Instagram CEO Kevin Systrom said on Wednesday that his company turned off support for Twitter cards in order to drive Twitter users to Instagrams own website. Twitter cards are a feature that allows multimedia content like YouTube videos and Instagram photos to be embedded and viewed directly within a Twitter message.
The move marked the latest clash between Facebook and Twitter since April, when Facebook, the worlds No. 1 social network, outbid Twitter to nab fast-growing Instagram in a cash-and-stock deal valued at the time at $1 billion. The acquisition closed in September for roughly $715 million, reflecting Facebooks recent stock drop.
The companies ties have been strained since.
In July, Twitter blocked Instagram from using its data to help new Instagram users find friends.
Beginning earlier this week, Twitters users began to complain in public messages that Instagram photos did not seem to display properly on Twitters website.
Systrom confirmed on Wednesday that his company had decided its users should view photos on Instagrams own Web pages and took steps to change its policies. We believe the best experience is for us to link back to where the content lives, Systrom said in a statement, citing recent improvements to Instagrams website. A handful of months ago, we supported Twitter cards because we had a minimal Web presence, Systrom said, noting that the company has since released new features that allow users to comment about and like photos directly on Instagrams website.
The move escalates a rivalry in the social networking sector, where the biggest players have sought to wall off access to content from rival services and to their ranks of users. Theyre both competing for slices of the same pie, the pie being users attention, said Ray Valdes, an analyst with Gartner.
If Facebook decides to offer advertising on Instagram, its important that the users visit Instagrams own website, said Valdes.

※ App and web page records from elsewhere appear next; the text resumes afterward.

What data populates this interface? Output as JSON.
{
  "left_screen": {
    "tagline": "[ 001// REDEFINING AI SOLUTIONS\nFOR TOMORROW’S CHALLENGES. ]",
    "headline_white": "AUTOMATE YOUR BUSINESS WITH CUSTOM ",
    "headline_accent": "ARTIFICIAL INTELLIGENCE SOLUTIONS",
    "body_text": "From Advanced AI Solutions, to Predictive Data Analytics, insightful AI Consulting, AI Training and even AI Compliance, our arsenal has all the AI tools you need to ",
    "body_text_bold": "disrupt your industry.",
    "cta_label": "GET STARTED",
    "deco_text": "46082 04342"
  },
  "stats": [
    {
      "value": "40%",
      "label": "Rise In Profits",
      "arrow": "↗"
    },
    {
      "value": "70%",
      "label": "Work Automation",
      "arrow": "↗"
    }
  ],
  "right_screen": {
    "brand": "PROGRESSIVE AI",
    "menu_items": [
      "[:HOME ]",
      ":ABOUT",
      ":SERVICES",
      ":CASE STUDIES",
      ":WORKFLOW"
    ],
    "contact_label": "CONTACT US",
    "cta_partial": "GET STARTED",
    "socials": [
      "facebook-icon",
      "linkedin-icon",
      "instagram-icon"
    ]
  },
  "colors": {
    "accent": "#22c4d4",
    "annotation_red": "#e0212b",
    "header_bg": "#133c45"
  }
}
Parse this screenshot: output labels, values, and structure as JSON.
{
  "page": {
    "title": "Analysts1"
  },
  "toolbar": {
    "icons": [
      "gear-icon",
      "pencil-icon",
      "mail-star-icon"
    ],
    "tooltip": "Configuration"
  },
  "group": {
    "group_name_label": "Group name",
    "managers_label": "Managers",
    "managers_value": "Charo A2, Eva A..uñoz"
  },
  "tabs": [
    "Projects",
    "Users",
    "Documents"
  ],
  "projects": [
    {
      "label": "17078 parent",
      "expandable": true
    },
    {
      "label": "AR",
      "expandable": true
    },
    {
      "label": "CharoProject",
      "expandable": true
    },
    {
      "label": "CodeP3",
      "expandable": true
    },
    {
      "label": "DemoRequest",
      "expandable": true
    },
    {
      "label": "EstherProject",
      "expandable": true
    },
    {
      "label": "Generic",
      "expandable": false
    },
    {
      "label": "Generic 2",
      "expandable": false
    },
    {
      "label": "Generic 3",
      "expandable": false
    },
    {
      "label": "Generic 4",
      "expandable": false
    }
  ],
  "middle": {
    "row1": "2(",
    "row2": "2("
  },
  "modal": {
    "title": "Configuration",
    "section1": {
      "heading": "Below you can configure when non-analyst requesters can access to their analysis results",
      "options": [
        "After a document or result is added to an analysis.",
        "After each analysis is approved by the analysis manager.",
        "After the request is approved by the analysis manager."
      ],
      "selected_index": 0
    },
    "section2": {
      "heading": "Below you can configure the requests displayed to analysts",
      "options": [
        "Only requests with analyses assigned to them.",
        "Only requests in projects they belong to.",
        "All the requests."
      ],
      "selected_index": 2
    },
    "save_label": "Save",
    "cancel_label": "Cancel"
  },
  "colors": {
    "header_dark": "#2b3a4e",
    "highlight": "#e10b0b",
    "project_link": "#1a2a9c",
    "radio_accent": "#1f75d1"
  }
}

If the eyeballs are elsewhere, you have less to work with in terms of monetisation, he said.